COURTESY MALAMA NA HONU
Honey Girl, a green sea turtle seen in the foreground, was found dead and mutilated at Laniakea Beach on the North Shore yesterday.
Turtle found slaughtered
A group dedicated to protecting the sea creatures identifies the mutilated carcass
State and federal authorities are investigating the death of a green sea turtle that was found mutilated yesterday on the North Shore.
The female turtle was found covered by sand and on her back at Laniakea Beach shortly before 9:30 a.m., said Joanne Pettigrew, the educational outreach coordinator of Malama na Honu, which protects the turtles that gather at Laniakea Beach.
A Malama na Honu volunteer noticed ants in the sand before finding the turtle carcass, she said.
The turtle had been beheaded with its organs cut out and missing flippers, said Deborah Ward, a spokeswoman for the state Department of Land and Natural Resources.
"She was slaughtered," Pettigrew said, calling the attack "a very violent act, not done by someone looking for a food source."
Volunteers knew the turtle as Honey Girl for her honey-colored shell, Pettigrew said. Honey Girl was the largest female out of about 24 sea turtles that regularly frequent the beach, she added.
Honey Girl was about 200 pounds, between 30 to 40 years old, and in her prime, said Deborah Ward, Department of Land and Natural Resources spokeswoman.
A beachgoer found the turtle's shell and the rest of its remains in the sand on Laniakea Beach.
She said the volunteer identified the turtle by an identification tag on its flipper, and a snorkeler found the underside of the turtle in the ocean nearby.
"On behalf of over 50 volunteers, we're very upset, disappointed and angry," Pettigrew said.
The state enforcement officers responded to the scene and notified the city's Department of Ocean Safety and the National Oceanic and Atmospheric Administration, Ward said.
Federal officials took the turtle carcass to the Pacific Islands Fisheries Science Center for a necropsy.

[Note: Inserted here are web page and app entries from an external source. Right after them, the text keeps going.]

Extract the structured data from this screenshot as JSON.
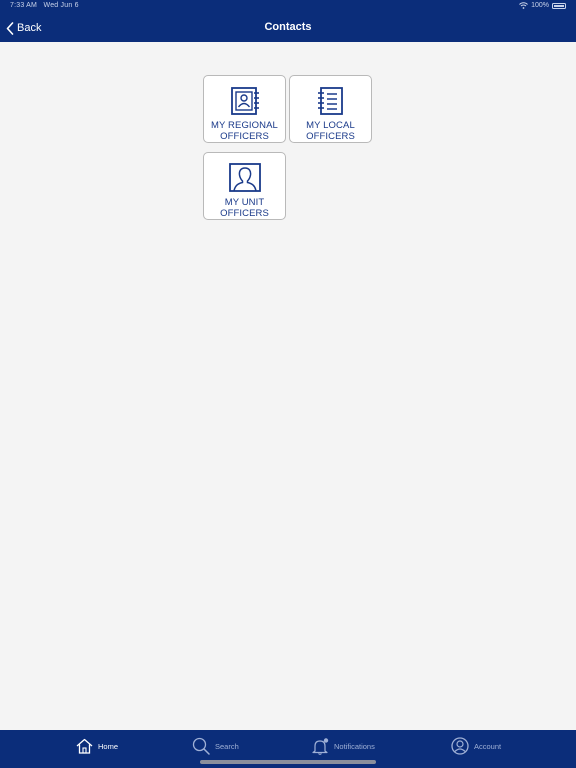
{
  "status_bar": {
    "time": "7:33 AM",
    "date": "Wed Jun 6",
    "battery": "100%"
  },
  "nav": {
    "back_label": "Back",
    "title": "Contacts"
  },
  "tiles": [
    {
      "line1": "MY REGIONAL",
      "line2": "OFFICERS",
      "icon": "contact-card-icon"
    },
    {
      "line1": "MY LOCAL",
      "line2": "OFFICERS",
      "icon": "notebook-list-icon"
    },
    {
      "line1": "MY UNIT",
      "line2": "OFFICERS",
      "icon": "person-frame-icon"
    }
  ],
  "tab_bar": {
    "items": [
      {
        "label": "Home",
        "icon": "home-icon",
        "active": true
      },
      {
        "label": "Search",
        "icon": "search-icon",
        "active": false
      },
      {
        "label": "Notifications",
        "icon": "bell-icon",
        "active": false
      },
      {
        "label": "Account",
        "icon": "account-icon",
        "active": false
      }
    ]
  },
  "colors": {
    "brand": "#0b2d7a",
    "tile_text": "#1a3a8a",
    "background": "#f4f4f4"
  }
}
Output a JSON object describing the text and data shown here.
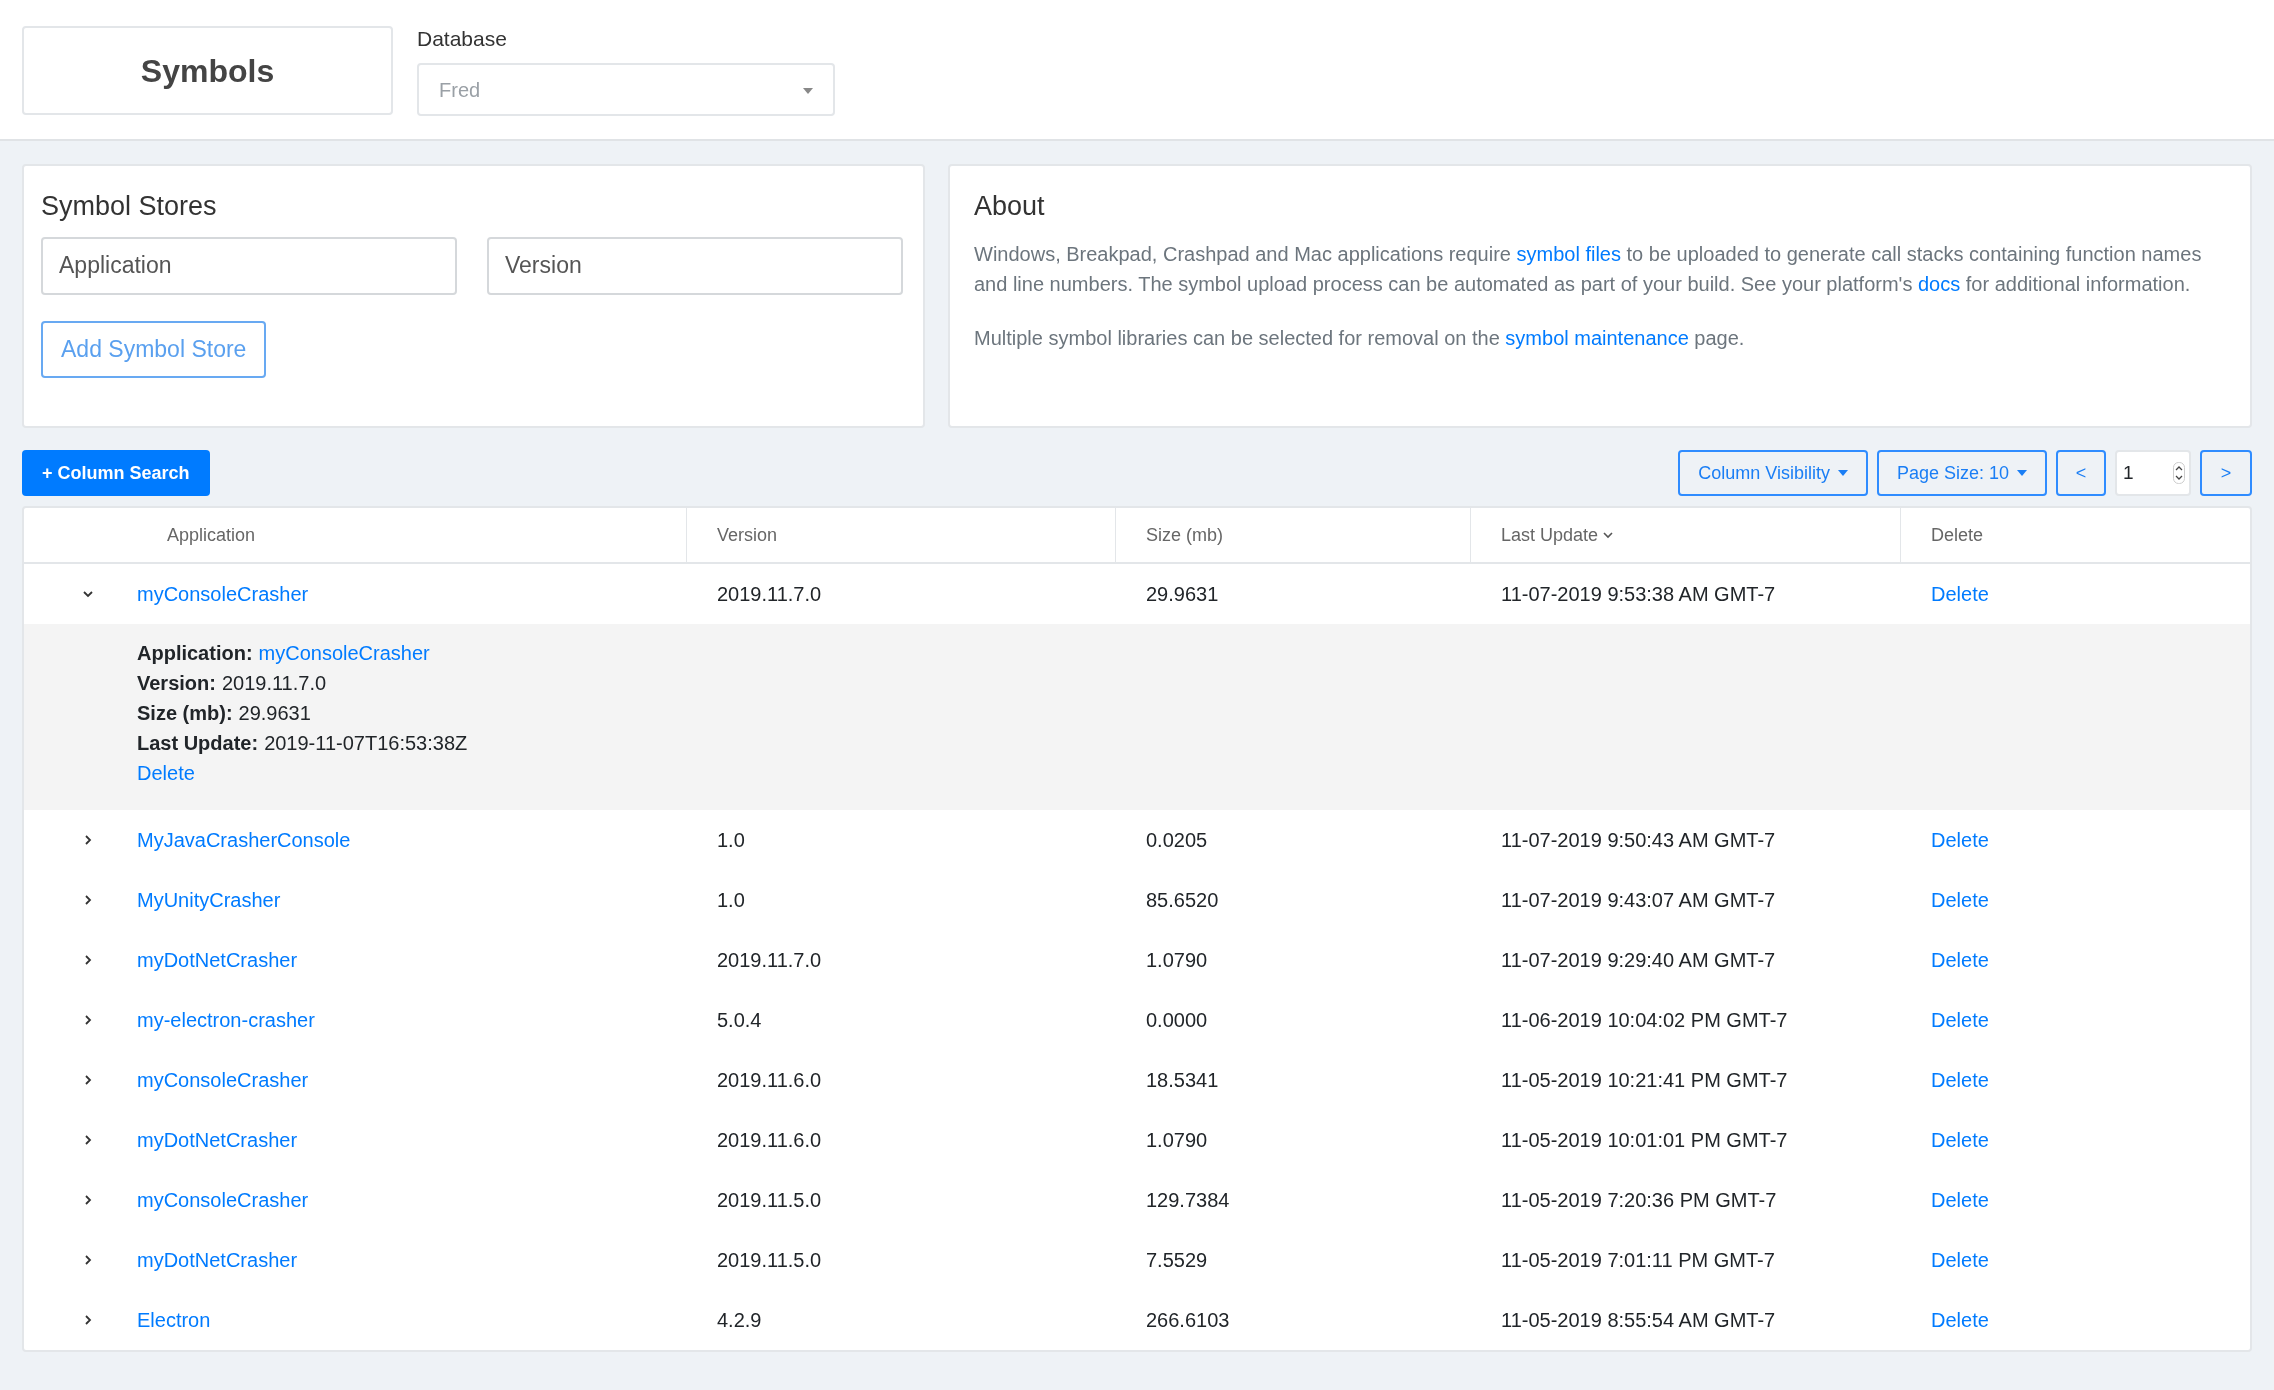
{
  "header": {
    "title": "Symbols",
    "database": {
      "label": "Database",
      "placeholder": "Fred"
    }
  },
  "symbol_stores": {
    "title": "Symbol Stores",
    "application": {
      "placeholder": "Application"
    },
    "version": {
      "placeholder": "Version"
    },
    "add_button": "Add Symbol Store"
  },
  "about": {
    "title": "About",
    "paragraphs": [
      [
        {
          "text": "Windows, Breakpad, Crashpad and Mac applications require "
        },
        {
          "text": "symbol files",
          "kind": "link"
        },
        {
          "text": " to be uploaded to generate call stacks containing function names and line numbers. The symbol upload process can be automated as part of your build. See your platform's "
        },
        {
          "text": "docs",
          "kind": "link"
        },
        {
          "text": " for additional information."
        }
      ],
      [
        {
          "text": "Multiple symbol libraries can be selected for removal on the "
        },
        {
          "text": "symbol maintenance",
          "kind": "link"
        },
        {
          "text": " page."
        }
      ]
    ]
  },
  "toolbar": {
    "column_search": "+ Column Search",
    "column_visibility": "Column Visibility",
    "page_size": "Page Size: 10",
    "prev": "<",
    "page": "1",
    "next": ">"
  },
  "table": {
    "columns": [
      {
        "label": "Application",
        "sorted": false
      },
      {
        "label": "Version",
        "sorted": false
      },
      {
        "label": "Size (mb)",
        "sorted": false
      },
      {
        "label": "Last Update",
        "sorted": true
      },
      {
        "label": "Delete",
        "sorted": false
      }
    ],
    "rows": [
      {
        "expanded": true,
        "application": "myConsoleCrasher",
        "version": "2019.11.7.0",
        "size": "29.9631",
        "last_update": "11-07-2019 9:53:38 AM GMT-7",
        "delete": "Delete",
        "details": [
          {
            "label": "Application:",
            "value": "myConsoleCrasher",
            "kind": "link"
          },
          {
            "label": "Version:",
            "value": "2019.11.7.0",
            "kind": "text"
          },
          {
            "label": "Size (mb):",
            "value": "29.9631",
            "kind": "text"
          },
          {
            "label": "Last Update:",
            "value": "2019-11-07T16:53:38Z",
            "kind": "text"
          }
        ],
        "details_delete": "Delete"
      },
      {
        "expanded": false,
        "application": "MyJavaCrasherConsole",
        "version": "1.0",
        "size": "0.0205",
        "last_update": "11-07-2019 9:50:43 AM GMT-7",
        "delete": "Delete"
      },
      {
        "expanded": false,
        "application": "MyUnityCrasher",
        "version": "1.0",
        "size": "85.6520",
        "last_update": "11-07-2019 9:43:07 AM GMT-7",
        "delete": "Delete"
      },
      {
        "expanded": false,
        "application": "myDotNetCrasher",
        "version": "2019.11.7.0",
        "size": "1.0790",
        "last_update": "11-07-2019 9:29:40 AM GMT-7",
        "delete": "Delete"
      },
      {
        "expanded": false,
        "application": "my-electron-crasher",
        "version": "5.0.4",
        "size": "0.0000",
        "last_update": "11-06-2019 10:04:02 PM GMT-7",
        "delete": "Delete"
      },
      {
        "expanded": false,
        "application": "myConsoleCrasher",
        "version": "2019.11.6.0",
        "size": "18.5341",
        "last_update": "11-05-2019 10:21:41 PM GMT-7",
        "delete": "Delete"
      },
      {
        "expanded": false,
        "application": "myDotNetCrasher",
        "version": "2019.11.6.0",
        "size": "1.0790",
        "last_update": "11-05-2019 10:01:01 PM GMT-7",
        "delete": "Delete"
      },
      {
        "expanded": false,
        "application": "myConsoleCrasher",
        "version": "2019.11.5.0",
        "size": "129.7384",
        "last_update": "11-05-2019 7:20:36 PM GMT-7",
        "delete": "Delete"
      },
      {
        "expanded": false,
        "application": "myDotNetCrasher",
        "version": "2019.11.5.0",
        "size": "7.5529",
        "last_update": "11-05-2019 7:01:11 PM GMT-7",
        "delete": "Delete"
      },
      {
        "expanded": false,
        "application": "Electron",
        "version": "4.2.9",
        "size": "266.6103",
        "last_update": "11-05-2019 8:55:54 AM GMT-7",
        "delete": "Delete"
      }
    ]
  }
}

NOAA spokeswoman Wende Goo said the death appeared unnatural, but too many organs were missing to determine the cause of death.
Green sea turtles are a threatened species and protected by the federal and state laws. Anyone caught harassing or harming a turtle can face up to a year in prison and $20,000 in fines.
Anyone with information is asked to call the state's Division of Conservation and Resources Enforcement at 643-DLNR.